I would ask if they liked reading. Modelling reading at home is vital. How can you expect a child to do something that seems alien to their family culture? Seeing parents read, being read to and generally having books in the house is a good start. Talk and act positively about books.
Reading should never be seen as a chore, punishment or something that has to be forced. Creating a time, even a short amount of time, where a book is shared is a positive thing. Think cosy reading: a special, relaxed time together.
I don’t believe that anyone doesn’t like or enjoy reading, they just haven’t found the right book yet! Visiting a library or a bookshop and asking for advice on books would help the family to choose books to try, if they aren’t the books for you try again! Audio books could also be a good way in, if you enjoyed listening to a certain book, read the next in the series or another book by the same author.
Keep going, if reading, buying books and going to the library is new to your family it might take a while to become part of your everyday routines. But is will be worth it!
What books do you remember from your childhood? Do you have a favourite?

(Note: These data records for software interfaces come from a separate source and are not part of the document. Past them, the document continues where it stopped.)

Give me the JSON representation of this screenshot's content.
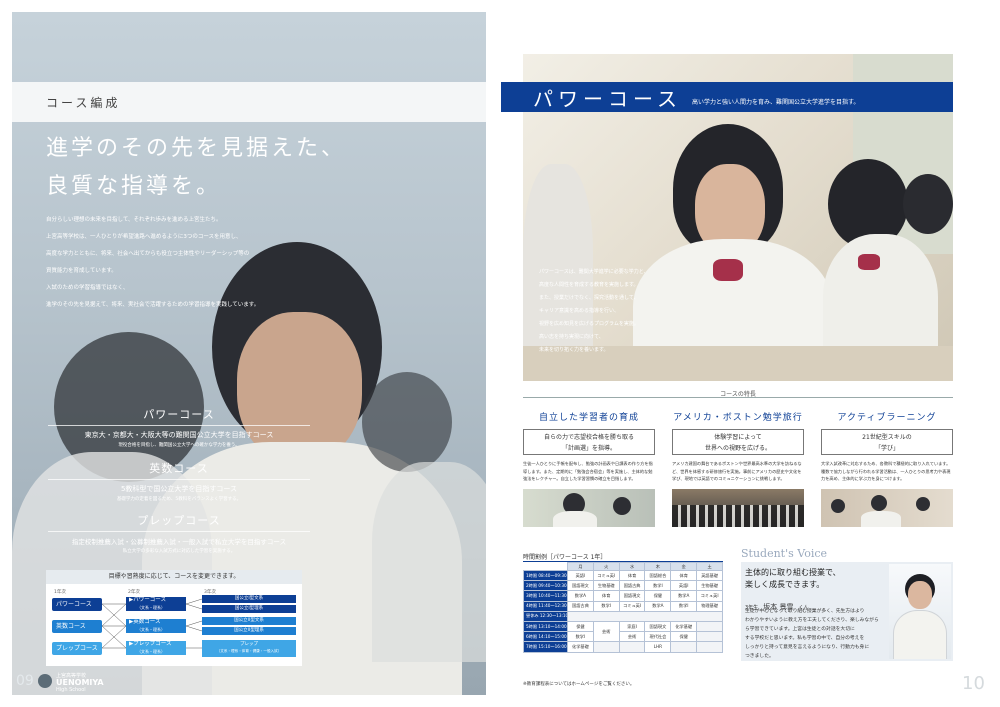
{
  "left_page": {
    "section_label": "コース編成",
    "headline": [
      "進学のその先を見据えた、",
      "良質な指導を。"
    ],
    "intro": [
      "自分らしい理想の未来を目指して、それぞれ歩みを進める上宮生たち。",
      "上宮高等学校は、一人ひとりが希望進路へ進めるように3つのコースを用意し、",
      "高度な学力とともに、将来、社会へ出てからも役立つ主体性やリーダーシップ等の",
      "資質能力を育成しています。",
      "入試のための学習指導ではなく、",
      "進学のその先を見据えて、将来、実社会で活躍するための学習指導を実践しています。"
    ],
    "courses": [
      {
        "title": "パワーコース",
        "main": "東京大・京都大・大阪大等の難関国公立大学を目指すコース",
        "sub": "現役合格を目指し、難関国公立大学への確かな学力を養う。"
      },
      {
        "title": "英数コース",
        "main": "5教科型で国公立大学を目指すコース",
        "sub": "基礎学力の定着を図るため、5教科をバランスよく学習する。"
      },
      {
        "title": "プレップコース",
        "main": "指定校制推薦入試・公募制推薦入試・一般入試で私立大学を目指すコース",
        "sub": "私立大学の多彩な入試方式に対応した学習を実施する。"
      }
    ],
    "change_panel": {
      "title": "目標や習熟度に応じて、コースを変更できます。",
      "year_labels": [
        "1年次",
        "2年次",
        "3年次"
      ],
      "year1": [
        "パワーコース",
        "英数コース",
        "プレップコース"
      ],
      "year2": [
        {
          "name": "▶パワーコース",
          "sub": "（文系・理系）"
        },
        {
          "name": "▶英数コース",
          "sub": "（文系・理系）"
        },
        {
          "name": "▶プレップコース",
          "sub": "（文系・理系）"
        }
      ],
      "year3": [
        "国公立I型文系",
        "国公立I型理系",
        "国公立II型文系",
        "国公立II型理系",
        "プレップ",
        "（文系・理系・体育・健康・一般入試）"
      ]
    },
    "page_number": "09",
    "school": {
      "jp": "上宮高等学校",
      "en": "UENOMIYA",
      "sub": "High School"
    }
  },
  "right_page": {
    "course_title": "パワーコース",
    "course_subtitle": "高い学力と強い人間力を育み、難関国公立大学進学を目指す。",
    "overlay_text": [
      "パワーコースは、難関大学進学に必要な学力と、",
      "高度な人間性を育成する教育を実施します。",
      "また、授業だけでなく、探究活動を通して、",
      "キャリア意識を高める指導を行い、",
      "視野を広め知見を広げるプログラムを実施。",
      "高い志を持ち実現に向けて、",
      "未来を切り拓く力を養います。"
    ],
    "features_label": "コースの特長",
    "features": [
      {
        "title": "自立した学習者の育成",
        "box": [
          "自らの力で志望校合格を勝ち取る",
          "「計画選」を指導。"
        ],
        "text": "生徒一人ひとりに手帳を配布し、勉強の計画表や日課表の作り方を指導します。また、定期的に「勉強会合宿会」等を実施し、主体的な勉強法をレクチャー。自立した学習習慣の確立を目指します。"
      },
      {
        "title": "アメリカ・ボストン勉学旅行",
        "box": [
          "体験学習によって",
          "世界への視野を広げる。"
        ],
        "text": "アメリカ建国の舞台であるボストンや世界最高水準の大学を訪ねるなど、世界を体感する研修旅行を実施。事前にアメリカの歴史や文化を学び、現地では英語でのコミュニケーションに挑戦します。"
      },
      {
        "title": "アクティブラーニング",
        "box": [
          "21世紀型スキルの",
          "「学び」"
        ],
        "text": "大学入試改革に対応するため、各教科で積極的に取り入れています。種数で協力しながら行われる学習活動は、一人ひとりの思考力や表現力を高め、主体的に学ぶ力を身につけます。"
      }
    ],
    "timetable": {
      "title": "時間割例［パワーコース 1年］",
      "days": [
        "月",
        "火",
        "水",
        "木",
        "金",
        "土"
      ],
      "rows": [
        {
          "period": "1時限 08:40〜09:30",
          "cells": [
            "英語I",
            "コミュ英I",
            "体育",
            "国語総合",
            "体育",
            "英語基礎"
          ],
          "span": null
        },
        {
          "period": "2時限 09:40〜10:30",
          "cells": [
            "国語現文",
            "生物基礎",
            "国語古典",
            "数学I",
            "英語I",
            "生物基礎"
          ],
          "span": null
        },
        {
          "period": "3時限 10:40〜11:30",
          "cells": [
            "数学A",
            "体育",
            "国語現文",
            "保健",
            "数学A",
            "コミュ英I"
          ],
          "span": null
        },
        {
          "period": "4時限 11:40〜12:30",
          "cells": [
            "国語古典",
            "数学I",
            "コミュ英I",
            "数学A",
            "数学I",
            "物理基礎"
          ],
          "span": null
        },
        {
          "period": "昼休み 12:30〜13:10",
          "cells": [
            "",
            "",
            "",
            "",
            "",
            ""
          ],
          "span": null
        },
        {
          "period": "5時限 13:10〜14:00",
          "cells": [
            "保健",
            "",
            "家庭I",
            "国語現文",
            "化学基礎",
            ""
          ],
          "span": "芸術"
        },
        {
          "period": "6時限 14:10〜15:00",
          "cells": [
            "数学I",
            "",
            "芸術",
            "現代社会",
            "保健",
            ""
          ],
          "span": null
        },
        {
          "period": "7時限 15:10〜16:00",
          "cells": [
            "化学基礎",
            "",
            "",
            "LHR",
            "",
            ""
          ],
          "span": null
        }
      ],
      "note": "※教育課程表についてはホームページをご覧ください。"
    },
    "student_voice": {
      "title": "Student's Voice",
      "headline": [
        "主体的に取り組む授業で、",
        "楽しく成長できます。"
      ],
      "grade": "3年生",
      "name": "坂本 景雪",
      "honorific": "くん",
      "text": [
        "生徒が中心となって取り組む授業が多く、先生方はより",
        "わかりやすいように教え方を工夫してくださり、楽しみながら",
        "ら学習できています。上宮は生徒との対話を大切に",
        "する学校だと思います。私も学習の中で、自分の考えを",
        "しっかりと持って意見を言えるようになり、行動力も身に",
        "つきました。"
      ]
    },
    "page_number": "10"
  },
  "colors": {
    "brand_blue": "#0d3f95",
    "light_blue": "#1e7fd1",
    "photo_gray": "#b7c4cd"
  }
}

I can remember so many! The ones that really stand out for me are: Charlotte’s Web, Laura Ingalls Wilder, the What Katy Did series, The Worst Witch and The Far Away Tree. I don’t have an absolute favourite, books become memories to me and almost alive. I couldn’t possibly choose!

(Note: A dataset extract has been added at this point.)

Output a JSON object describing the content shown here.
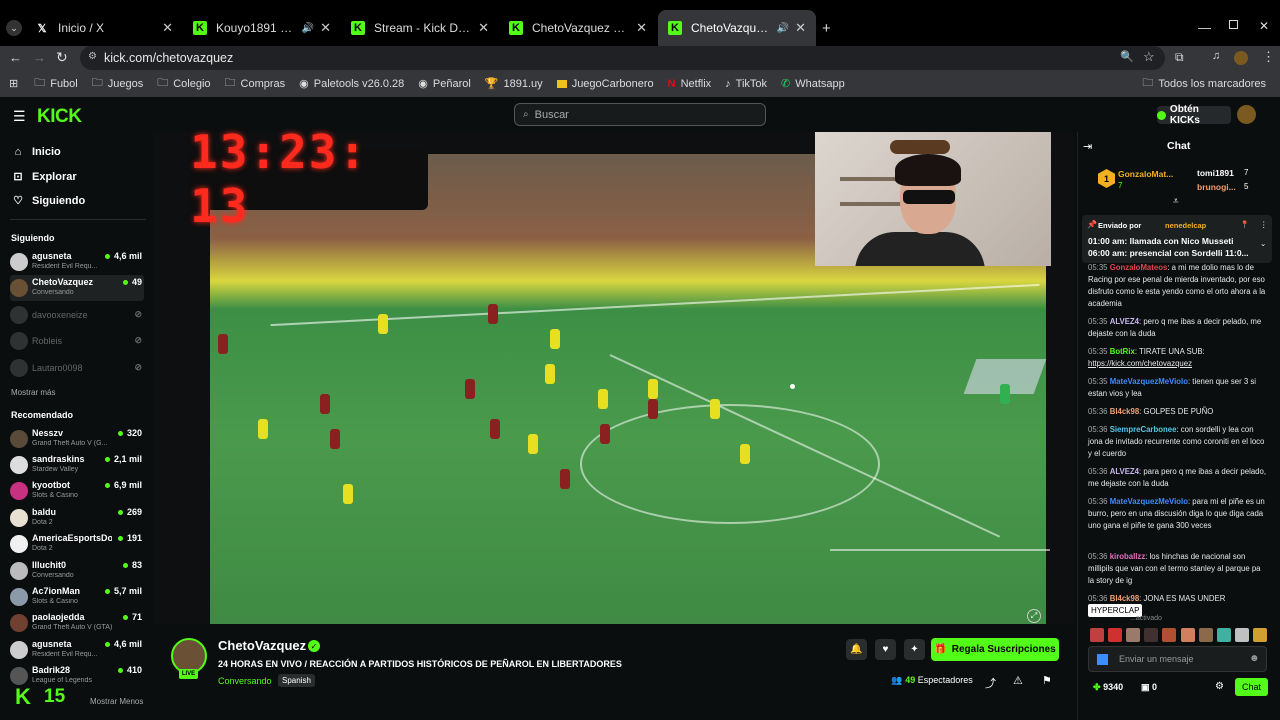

What was the first book that made you cry?
Strangely, I think it was a junior version of The Return of The Jedi. I remember reading it in my bedroom and crying when Luke and Leia talk about being brother and sister. I think it was the loneliness that Luke felt that struck me. I was a very deep child.
What authors did you dislike at first but grew into?
This is almost unbelievable now, as I am a huge fan (My classroom is Harry themed.) But, J.K. Rowling. I loved Harry as soon as I started to read it, but I was very reluctant. I couldn’t understand the hype – my class at the time literally fought over the classroom copies. My second shocker is Cressida Cowell. My boys love How to Train Your Dragon, but when I tried to read to them, I found the books arduous and tricky to read aloud. I couldn’t get into the audio books either. Then The Wizards of Once happened, again I read it to my boys and fell in love. I am now reading Twice Magic.
What’s your favourite under-appreciated novel?
Siberia by Ann Halam I just find it haunting, it reminds me of His Dark Materials Trilogy.
Have you ever experienced reader’s block?
Yes, but only as an adult. As a child I rarely gave up on a book, I felt once you had started, you had to continue. Now I know quite quickly if a book isn’t for me and just stop. I have gone for periods of time of not reading, the pressure of work has got in the way and I’ve not felt relaxed enough to stop and read. I don’t do that anymore.
Are you drawn to a particular genre or type of book or do you read a variety of genres?
I love to read children’s and YA books. I hardly ever read “grown up books”. I’m a sucker for a good picture book, however my absolute love is magic/fantasy.
What book are you currently reading?
At school in our daily reading sessions, I am reading Twice Magic by Cressida Cowell. At home I am reading The Cruel Prince by Holly Black.
Where’s your favourite place to read?
Anywhere really. I do love reading in bed, at the beach and in the bath.
Which three books would you recommend to primary school aged children and why?
Odd Dog Out by Rod Biddulph. It rhymes, it is fun to read and listen to. The illustrations are beautiful and the message is wonderful.
Wizards of Once by Cressida Cowell. The characters are brilliant and lovable, the language Cressida uses is fantastic and it’s just a great magical adventure story.
Boy by Roald Dahl is just a pleasure to read, his stories are funny, sad, fascinating and a marvellous insight into his life.
Finally: in one sentence, what does reading for pleasure mean to you?
Necessity, sanity, enjoyment, imagination, reading for pleasure is an integral part of my life and my personality.